### Aim of the task
Using the listing that follows, filter out every line lacking the string "this" and return the rest.

### Available records ###

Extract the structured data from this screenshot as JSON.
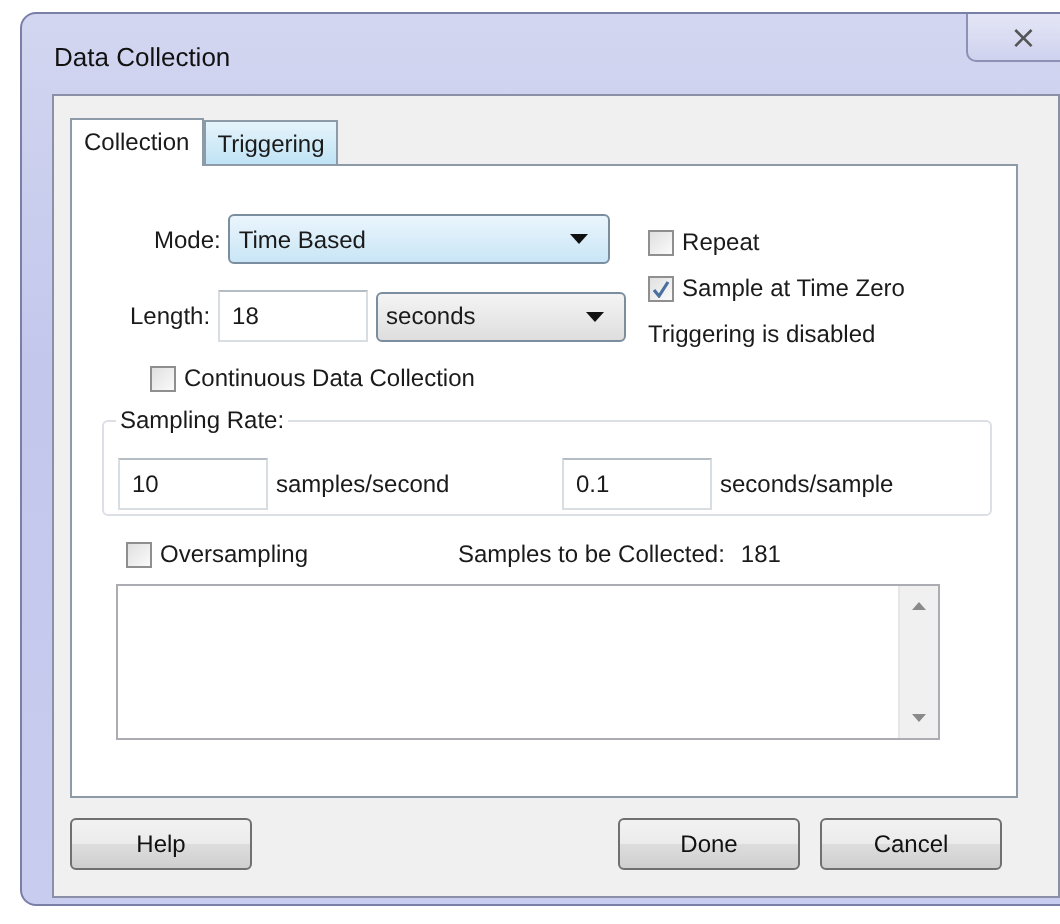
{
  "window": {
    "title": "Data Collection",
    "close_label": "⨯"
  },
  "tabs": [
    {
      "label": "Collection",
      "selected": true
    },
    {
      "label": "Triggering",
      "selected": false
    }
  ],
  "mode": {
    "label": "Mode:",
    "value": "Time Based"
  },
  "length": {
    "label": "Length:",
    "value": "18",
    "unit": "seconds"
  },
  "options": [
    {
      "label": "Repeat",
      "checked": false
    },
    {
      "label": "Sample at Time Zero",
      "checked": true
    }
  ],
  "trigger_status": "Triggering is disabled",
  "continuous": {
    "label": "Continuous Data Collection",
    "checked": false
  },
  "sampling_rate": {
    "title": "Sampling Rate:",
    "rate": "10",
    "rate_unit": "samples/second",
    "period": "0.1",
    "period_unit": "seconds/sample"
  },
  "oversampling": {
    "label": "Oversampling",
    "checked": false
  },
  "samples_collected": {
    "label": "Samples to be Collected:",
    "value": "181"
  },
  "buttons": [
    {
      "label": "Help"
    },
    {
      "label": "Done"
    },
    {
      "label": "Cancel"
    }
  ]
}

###
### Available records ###

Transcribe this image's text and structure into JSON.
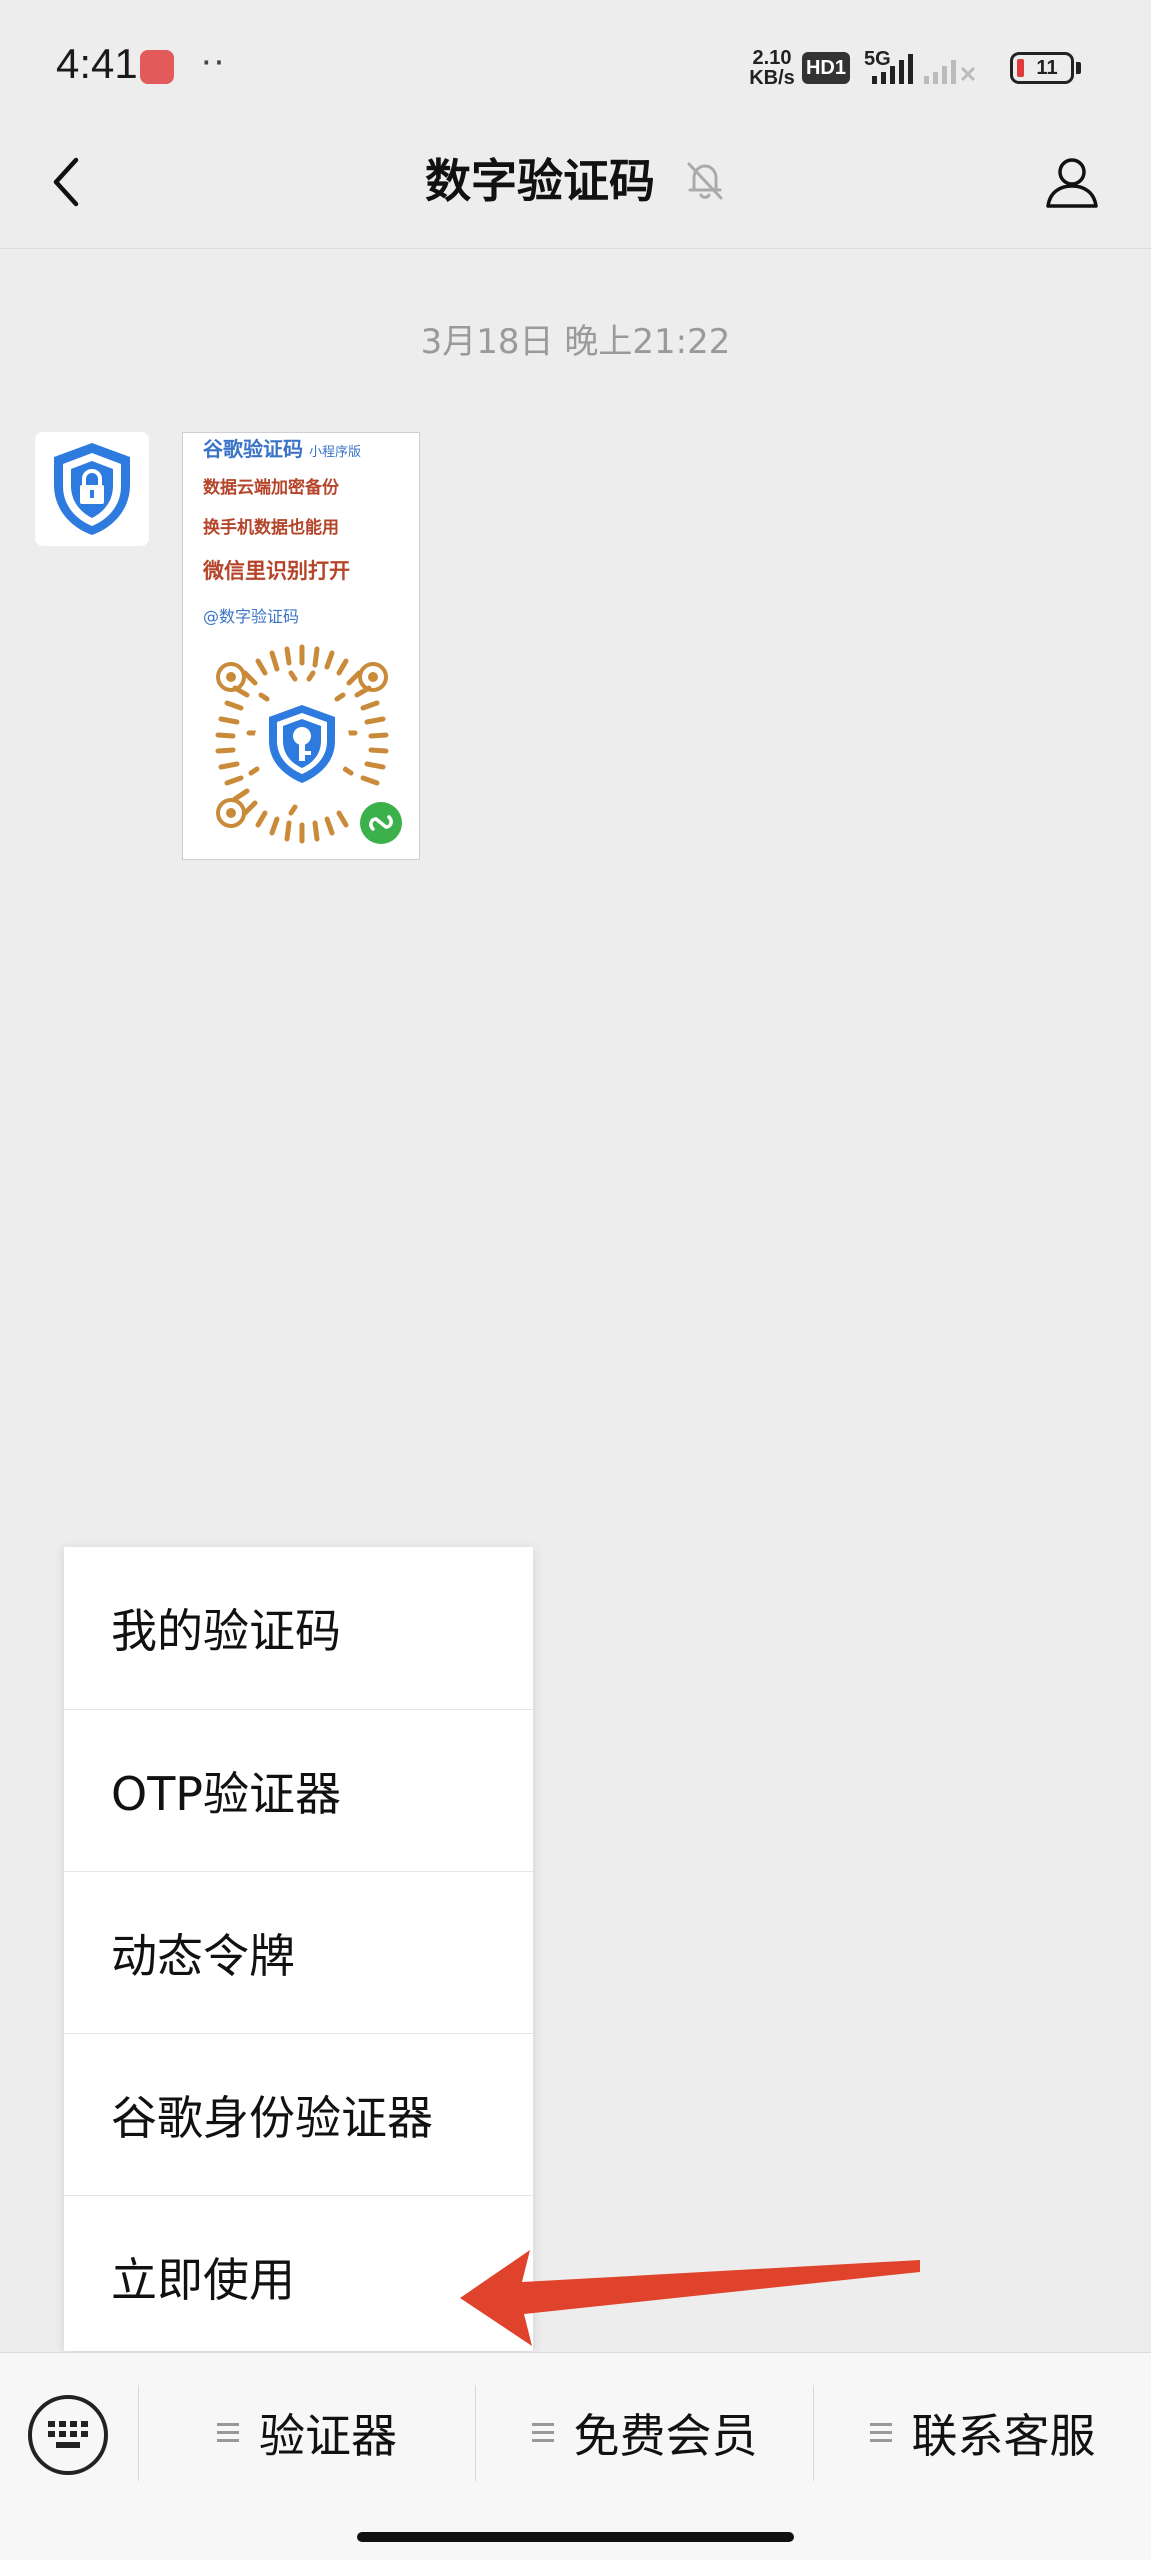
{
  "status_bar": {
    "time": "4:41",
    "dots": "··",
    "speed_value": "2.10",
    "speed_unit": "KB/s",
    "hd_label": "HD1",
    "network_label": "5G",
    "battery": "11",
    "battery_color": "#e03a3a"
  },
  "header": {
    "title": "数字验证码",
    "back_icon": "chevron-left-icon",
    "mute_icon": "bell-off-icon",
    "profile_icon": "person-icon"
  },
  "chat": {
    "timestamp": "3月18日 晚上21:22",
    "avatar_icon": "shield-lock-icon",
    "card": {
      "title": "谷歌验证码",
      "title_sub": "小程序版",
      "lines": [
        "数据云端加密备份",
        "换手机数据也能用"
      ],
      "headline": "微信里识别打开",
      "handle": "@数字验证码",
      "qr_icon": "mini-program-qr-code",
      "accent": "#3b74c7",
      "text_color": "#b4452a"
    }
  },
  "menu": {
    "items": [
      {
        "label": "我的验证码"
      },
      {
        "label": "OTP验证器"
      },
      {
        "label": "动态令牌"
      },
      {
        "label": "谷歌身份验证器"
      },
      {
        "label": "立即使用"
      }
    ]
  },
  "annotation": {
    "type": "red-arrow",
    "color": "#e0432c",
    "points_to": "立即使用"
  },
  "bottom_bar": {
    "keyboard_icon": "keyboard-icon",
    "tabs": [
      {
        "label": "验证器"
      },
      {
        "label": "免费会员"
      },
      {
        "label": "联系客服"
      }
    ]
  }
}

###

### Answer section
Extract the structured data from this screenshot as JSON.
Transcribe this image's text and structure into JSON.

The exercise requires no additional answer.